Whether you’re building a new home from the ground up or purchasing a house for the first time, it pays to know the pros and cons of your construction materials–after all, they have to stand the test of time. Homeowners have to make informed decisions about the materials that go into their home construction in order to avoid costly repairs and avoidable damage in the future.
There are many factors that go into deciding which material is right for your home. Climate is one of the most important, as well as other environmental considerations like flooding and air pollution. Here are a few of the most common building materials used in house construction, and reasons why they might–or might not–be a good idea for your home.
This material is gaining buzz as an environmentally sound replacement for wood beams in home construction, and for good reason. Recycled scrap steel reduces energy required for steel production by up to 75 percent and saves trees.

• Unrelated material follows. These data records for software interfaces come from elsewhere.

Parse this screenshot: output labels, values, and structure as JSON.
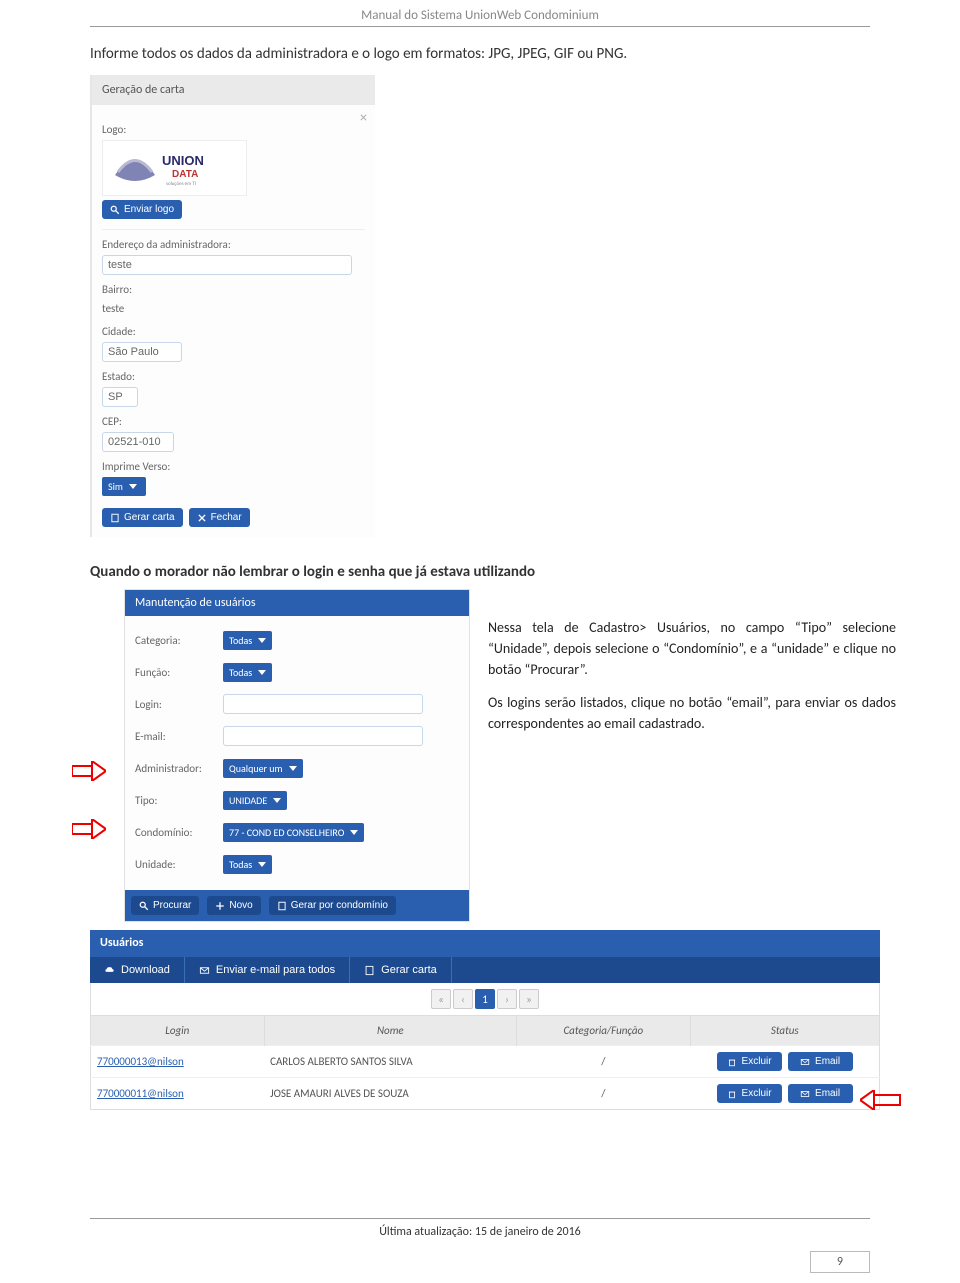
{
  "header": {
    "title": "Manual do Sistema UnionWeb Condominium"
  },
  "intro": "Informe todos os dados da administradora e o  logo em formatos: JPG, JPEG, GIF ou PNG.",
  "panel1": {
    "card_title": "Geração de carta",
    "logo_label": "Logo:",
    "upload_btn": "Enviar logo",
    "endereco_label": "Endereço da administradora:",
    "endereco_value": "teste",
    "bairro_label": "Bairro:",
    "bairro_value": "teste",
    "cidade_label": "Cidade:",
    "cidade_value": "São Paulo",
    "estado_label": "Estado:",
    "estado_value": "SP",
    "cep_label": "CEP:",
    "cep_value": "02521-010",
    "imprime_label": "Imprime Verso:",
    "imprime_value": "Sim",
    "gerar_btn": "Gerar carta",
    "fechar_btn": "Fechar"
  },
  "section2": "Quando o morador não lembrar o login e senha que já estava utilizando",
  "panel2": {
    "title": "Manutenção de usuários",
    "labels": {
      "categoria": "Categoria:",
      "funcao": "Função:",
      "login": "Login:",
      "email": "E-mail:",
      "admin": "Administrador:",
      "tipo": "Tipo:",
      "condominio": "Condomínio:",
      "unidade": "Unidade:"
    },
    "values": {
      "categoria": "Todas",
      "funcao": "Todas",
      "login": "",
      "email": "",
      "admin": "Qualquer um",
      "tipo": "UNIDADE",
      "condominio": "77 - COND ED CONSELHEIRO",
      "unidade": "Todas"
    },
    "buttons": {
      "procurar": "Procurar",
      "novo": "Novo",
      "gerar": "Gerar por condomínio"
    }
  },
  "side_text": {
    "p1": "Nessa tela de Cadastro> Usuários, no campo “Tipo” selecione “Unidade”, depois selecione o “Condomínio”, e a “unidade” e clique no botão “Procurar”.",
    "p2": "Os logins serão listados, clique no botão “email”, para enviar os dados correspondentes ao email cadastrado."
  },
  "panel3": {
    "title": "Usuários",
    "toolbar": {
      "download": "Download",
      "enviar": "Enviar e-mail para todos",
      "gerar": "Gerar carta"
    },
    "pager_current": "1",
    "columns": {
      "login": "Login",
      "nome": "Nome",
      "cat": "Categoria/Função",
      "status": "Status"
    },
    "row_btn_excluir": "Excluir",
    "row_btn_email": "Email",
    "rows": [
      {
        "login": "770000013@nilson",
        "nome": "CARLOS ALBERTO SANTOS SILVA",
        "cat": "/"
      },
      {
        "login": "770000011@nilson",
        "nome": "JOSE AMAURI ALVES DE SOUZA",
        "cat": "/"
      }
    ]
  },
  "footer": {
    "text": "Última atualização: 15 de janeiro de 2016",
    "page": "9"
  }
}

With its ability to stand up to high winds and even earthquakes, it’s also incredibly durable, making it ideal for regions susceptible to hurricanes. Exposed steel beams don’t have the aesthetic appeal of wood, though, so weigh your options carefully. Steel is also a heavier construction material than wood, and might be more costly to obtain.

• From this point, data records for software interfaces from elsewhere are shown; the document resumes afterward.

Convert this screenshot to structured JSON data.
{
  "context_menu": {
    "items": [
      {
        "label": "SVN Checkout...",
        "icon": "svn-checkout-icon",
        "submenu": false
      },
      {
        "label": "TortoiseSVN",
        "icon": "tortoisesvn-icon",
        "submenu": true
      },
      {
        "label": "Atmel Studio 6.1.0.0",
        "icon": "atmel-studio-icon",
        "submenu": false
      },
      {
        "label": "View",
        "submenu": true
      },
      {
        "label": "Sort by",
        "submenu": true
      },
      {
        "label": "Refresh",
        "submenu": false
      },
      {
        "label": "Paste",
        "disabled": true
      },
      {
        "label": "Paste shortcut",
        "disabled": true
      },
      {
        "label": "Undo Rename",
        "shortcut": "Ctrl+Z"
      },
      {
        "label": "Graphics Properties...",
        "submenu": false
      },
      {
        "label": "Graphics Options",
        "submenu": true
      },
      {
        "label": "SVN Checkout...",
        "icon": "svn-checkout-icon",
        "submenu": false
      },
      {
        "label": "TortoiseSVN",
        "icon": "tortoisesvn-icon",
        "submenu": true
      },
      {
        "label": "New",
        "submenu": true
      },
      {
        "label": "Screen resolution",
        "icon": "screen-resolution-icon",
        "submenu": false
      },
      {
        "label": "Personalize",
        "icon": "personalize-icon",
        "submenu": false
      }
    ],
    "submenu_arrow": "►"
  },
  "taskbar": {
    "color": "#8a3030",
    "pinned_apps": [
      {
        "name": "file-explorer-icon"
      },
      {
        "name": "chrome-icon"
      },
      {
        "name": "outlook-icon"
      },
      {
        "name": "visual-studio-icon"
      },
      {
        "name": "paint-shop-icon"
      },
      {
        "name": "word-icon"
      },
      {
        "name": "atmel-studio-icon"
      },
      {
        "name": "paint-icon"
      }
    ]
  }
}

Probably the most popular construction material for houses, wood has many advantages. It is relatively lightweight and unlike steel, easy to cut. It’s also easy to add decorative elements to wood constructions to increase curb appeal.

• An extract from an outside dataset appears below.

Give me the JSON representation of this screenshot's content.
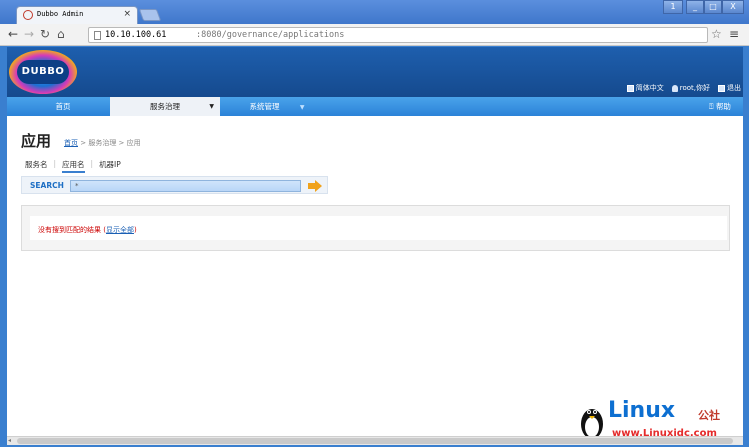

The disadvantages to wood construction include vulnerability to water damage, fire, decay, and termites. When purchasing a wood construction home, it’s very important to check the integrity of support beams, etc. Wood is also a less environmentally sustainable choice than green building materials such as composite lumber or recycled steel.
Brick & Block
These materials are fireproof and immune to rot, making them good for sturdy foundations. Reinforced concrete blocks are also able to stand up to just about any environmental stress. In addition, these materials save on labor costs over wood construction. Often bricks are made of renewable materials, making them an environmentally safe choice.
The disadvantages of brick/concrete block construction include the heaviness of the materials which often require deep foundations. Porous bricks can be vulnerable to mold in damp conditions, and the materials can also be damaged by plant growth such as ivy. Another disadvantage of brick/concrete block construction is its brittleness if you live in an earthquake zone. Wood and steel construction are superior construction materials in that situation. Always inspect the quality of the brick and ensure that your construction is carried out by skilled laborers. While it is possible to have bricks replaced, the process is expensive and requires specialized workers.
It’s a good rule of thumb to see what other homeowners in the area use in their construction and find out which homes stand up to weather conditions the best. A small amount of research can save you from dealing with time consuming problems later on. Ensuring that your home is built out of quality materials that are suited to the climate will save in energy, insurance, and repair costs in the future.